These are all symptoms of the metabolic syndrome, a cluster of measurements that show people are at high risk of heart disease, stroke and diabetes because of unhealthy weight, poor eating habits or a lack of exercise.
The kids were put on a restricted diet that kept in the junk food — they got bagels, pasta and pizza — but took out the added sugar from sodas, sweets and other foods.
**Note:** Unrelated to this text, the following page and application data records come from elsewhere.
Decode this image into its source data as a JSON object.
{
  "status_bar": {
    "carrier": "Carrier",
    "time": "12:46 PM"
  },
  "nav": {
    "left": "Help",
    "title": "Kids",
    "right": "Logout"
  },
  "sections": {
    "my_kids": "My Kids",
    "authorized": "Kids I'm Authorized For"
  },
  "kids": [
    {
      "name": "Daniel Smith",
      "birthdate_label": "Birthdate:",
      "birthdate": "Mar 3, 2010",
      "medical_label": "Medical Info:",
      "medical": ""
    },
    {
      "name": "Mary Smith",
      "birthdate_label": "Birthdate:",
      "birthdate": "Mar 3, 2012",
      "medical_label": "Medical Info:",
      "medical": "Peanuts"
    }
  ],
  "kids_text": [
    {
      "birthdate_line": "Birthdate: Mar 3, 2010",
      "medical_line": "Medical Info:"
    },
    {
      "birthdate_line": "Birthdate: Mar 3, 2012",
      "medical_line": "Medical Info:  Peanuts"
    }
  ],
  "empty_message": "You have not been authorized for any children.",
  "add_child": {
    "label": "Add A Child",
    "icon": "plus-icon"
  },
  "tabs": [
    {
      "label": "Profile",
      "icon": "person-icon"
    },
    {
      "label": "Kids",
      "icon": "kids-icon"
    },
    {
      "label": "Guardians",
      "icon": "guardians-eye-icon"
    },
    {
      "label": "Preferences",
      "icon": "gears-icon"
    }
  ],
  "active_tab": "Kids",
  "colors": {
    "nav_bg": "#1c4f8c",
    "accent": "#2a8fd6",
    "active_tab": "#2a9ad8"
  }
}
The team was careful to feed the children about the same number of calories as they usually ate in a day.
Each child got a supply of food that closely approximated what he or she normally ate, Schwarz said.
“This ‘child-friendly’ study diet included various no- or low-sugar added processed foods including turkey hot dogs, pizza, bean burritos, baked potato chips and popcorn that were purchased at local supermarkets,” they wrote in their report, published in the journal Obesity.
They reduced sugar in the diet from 28 percent of total calories to about 10 percent.
“We took away only the processed sugar,” Schwarz said.
The effects were startling, they reported.
After nine days, blood pressure went down by an average of five points, the triglyceride measurement of cholesterol fell by 33 points, low-density lipoprotein (LDL or “bad” cholesterol) fell by 10 points, and blood sugar and insulin levels both fell, also.
“Despite intensive efforts to maintain each participant's body weight at baseline levels, weight decreased by (about two pounds) over the 10 days of intervention,” the researchers wrote.
Plus, the kids said they felt less hungry. A third of them said they could not eat enough food to stop losing weight.
"They told us it felt like so much more food, even though they were consuming the same number of calories as before, just with significantly less sugar. Some said we were overwhelming them with food," Schwarz said.
“I have never seen results as striking or significant in our human studies; after only nine days of fructose restriction, the results are dramatic and consistent from subject to subject."
Health officials routinely advise Americans to eat less processed sugar.
Losing even a little weight can quickly improve blood pressure, cholesterol and blood sugar levels, but even the kids who did not lose any weight had improved measurements, the team said.
“It was surprising to see that nine or 10 days of sugar restriction was so powerful to reduce some of those risk factors for diabetes and lipids,” Schwarz told NBC News.
There are lots of reasons sugar can have a direct effect on weight and metabolism.
“There was no sugar rush,” Schwarz said. “It’s what I like to call the tsunami effect.” All that sugar overwhelms the liver, which turns it directly into fat.
Studies suggest that it can cause the body to absorb extra sodium, perhaps causing it to retain water and raise blood pressure. Schwarz believe the small amount of weight that the kids lost may well have been water loss.
The researchers agree there are big holes in their study. There was no so-called control group — a group of similar kids whose diets were not changed. It was a short study and 43 people is a very small number.
But most experts say American kids — and adults — eat far too much sugar.
A study published last year showed that nearly a third of kids screened at pediatric clinics in Houston had unhealthy cholesterol levels by age 9 to 11.